Its cleansing ability is ideal for
- Short-circuit acts,
- Gas-insulated switchgear, and
- Feeder partitioning
are all used in mining and the air.
NH Type Fuse:
For low and medium voltage, NH type fuses are employed. In conditions like overload and short circuits, this provides protection. This fuse guards against overload and short circuits and safeguards other devices as well as the beginning of the motor. These fuses are offered in lightweight versions with particular specifications.
Blade Type Fuse:
Plug I is another name for this type of fuse. A plastic body and two metal socket-fitting caps are offered for the fuse. In automobiles, it is utilised as backup protection for motors, wiring, and short circuits.
Generally, these have low cut-offs and are available in low weights. There are several sizes, forms, and current ratings of blade-type fuses available.
Characteristics of HRC Fuse:
It possesses the three following important characteristics:
- Cut-off Characteristics,
- I2t Characteristics and
- Time – current characteristics.
The HRC fuse’s cut-off characteristic is the graph that depicts how current and voltage change over time immediately following a malfunction. When a fault develops, the fault current has a significant positive peak, but the fuse melts before it reaches its peak. Prospective current is the name for this current. Cut-off current is the current at which a fuse blows and an arc begins.
When a fault happens, the voltage briefly drops, and when the fuse melts and an arc form, the arc voltage increases to a level that is several times greater than the supply voltage. This is entirely dependent on the cross-section and length of the fuse. The recovery voltage returns to normal when the arc entirely disappears. Here, the arc entirely disappears.
I2t Characteristics reveal details on the timing of arc quenching and the heating effect brought on by pre-arcing current. When the fault current is interrupted, the I2t Characteristic indicates how much energy is liberated and transferred to the devices that need to be protected.
Time – Current characteristics:

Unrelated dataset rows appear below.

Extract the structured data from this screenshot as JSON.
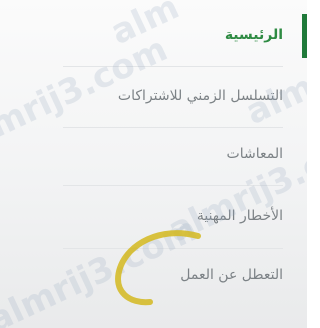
{
  "nav": {
    "items": [
      {
        "label": "الرئيسية",
        "active": true
      },
      {
        "label": "التسلسل الزمني للاشتراكات",
        "active": false
      },
      {
        "label": "المعاشات",
        "active": false
      },
      {
        "label": "الأخطار المهنية",
        "active": false
      },
      {
        "label": "التعطل عن العمل",
        "active": false
      }
    ]
  },
  "colors": {
    "active_text": "#2e8b43",
    "active_bar": "#1f7a3a",
    "inactive_text": "#7c8286",
    "highlight_stroke": "#d4b81f"
  },
  "watermark": {
    "lines": [
      "alm",
      "almrij3.com",
      "alm",
      "almrij3.com",
      "almrij3.com"
    ]
  }
}
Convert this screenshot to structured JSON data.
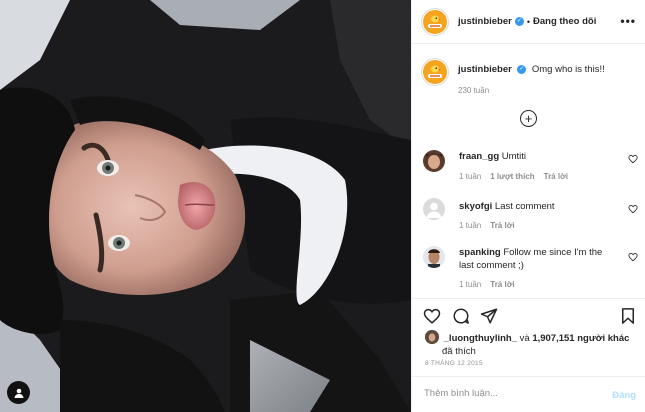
{
  "post": {
    "author": "justinbieber",
    "follow_status": "Đang theo dõi",
    "dot": "•",
    "verified_mark": "✓",
    "more_icon": "more-horizontal-icon"
  },
  "caption": {
    "author": "justinbieber",
    "text": "Omg who is this!!",
    "time": "230 tuần"
  },
  "load_more_icon": "plus-circle-icon",
  "comments": [
    {
      "user": "fraan_gg",
      "text": "Umtiti",
      "time": "1 tuần",
      "likes": "1 lượt thích",
      "reply": "Trả lời"
    },
    {
      "user": "skyofgi",
      "text": "Last comment",
      "time": "1 tuần",
      "reply": "Trả lời"
    },
    {
      "user": "spanking",
      "text": "Follow me since I'm the last comment ;)",
      "time": "1 tuần",
      "reply": "Trả lời"
    }
  ],
  "actions": {
    "like_icon": "heart-icon",
    "comment_icon": "comment-icon",
    "share_icon": "send-icon",
    "save_icon": "bookmark-icon"
  },
  "likes": {
    "user": "_luongthuylinh_",
    "conj": " và ",
    "count": "1,907,151 người khác",
    "suffix": "đã thích"
  },
  "date": "8 THÁNG 12 2015",
  "comment_box": {
    "placeholder": "Thêm bình luận...",
    "post_label": "Đăng"
  },
  "colors": {
    "verified": "#3897f0",
    "muted": "#8e8e8e",
    "post_disabled": "#b2dffc",
    "divider": "#efefef"
  }
}
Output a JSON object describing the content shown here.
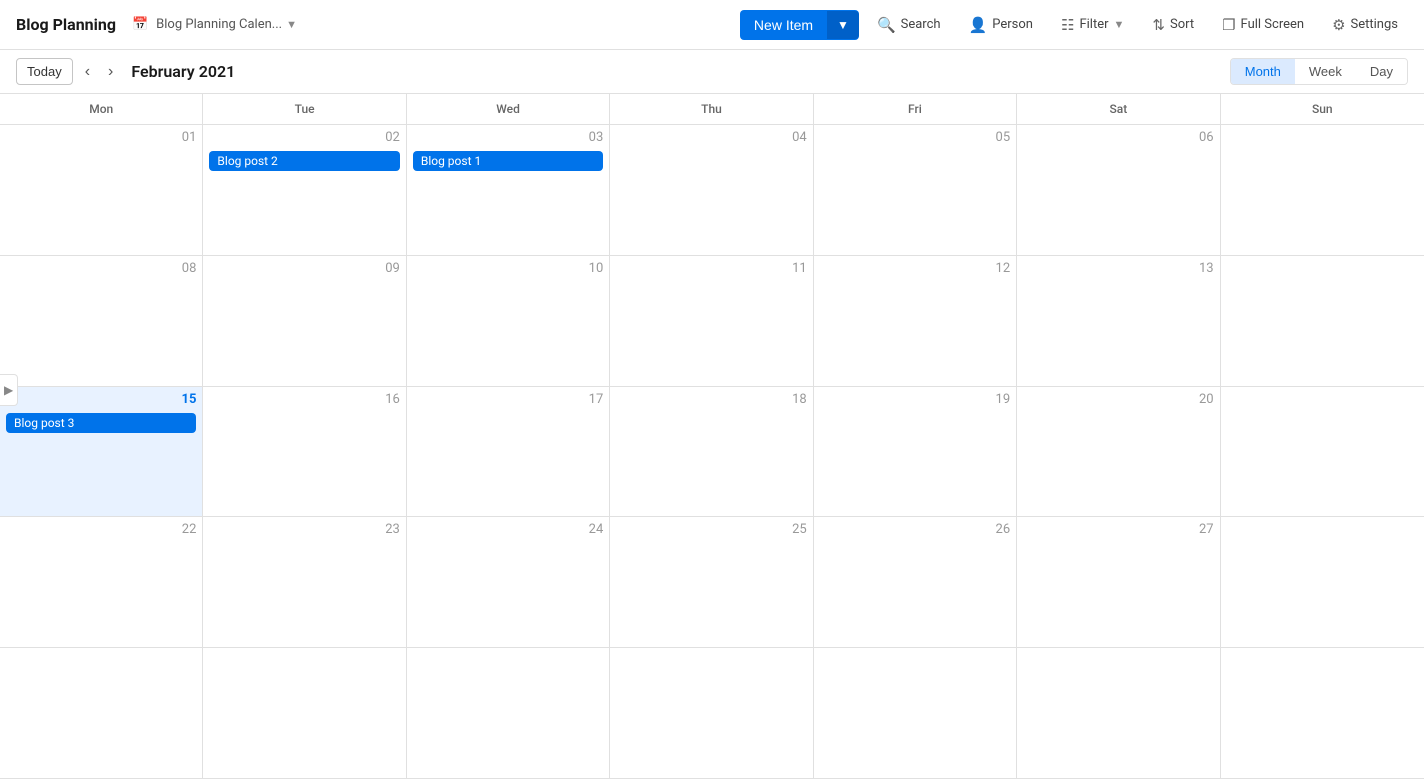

The time-current characteristics of the HRC fuse are the line drawn between the fault current and operating time in the case of the HRC fuse. The inverse time-current characteristic of the HRC-fuse is present. Accordingly, the fuse’s operational time reduces as the fault current’s value rises.
Selection of HRC Fuse:
These elements should be taken into account while choosing an HRC fuse:
- Application type: cable protection/motor protection
- System voltage
- Current at full load.
- Inrush current and non-fault overload current for motors
- Maximum short-circuit current and potential fault circumstances.
- Periodic current curve.
- Cut-off curve
Advantages of HRC Fuse:
- Cheaper than circuit breakers with a same braking capacity.
- Easy installation and simplest construction.
- No maintenance is necessary.
- The fuse has a high breaking strength.
- Reliable in their performance.
- It doesn’t decrease performance over time.
- Faster and more reliable operation.
- Not impacted by external factors.
- Used to eliminate both big and small values of fault current.
- The fuse offers trustworthy discrimination.
- Due to its inverse time-current properties, it is suitable for overload protection.
Disadvantages of HRC Fuse:
- This fuse does not support interlocking.
- The arc-connected switch is impacted by the heat it produces.
- Cannot be used again once the fuse wire melts during usage.
- After each operation, replacement is required.
- Adjacent contacts becoming too heat.
Application of HRC Fuse:
- High voltage switch gear is shielded from short circuits by HRC fuses.
- For MCB backup protection.
- Motor stators also require this kind of fuse.
- Required to protect electrical devices like motors, transformers, and cars.
- High selectivity radial and ring networks.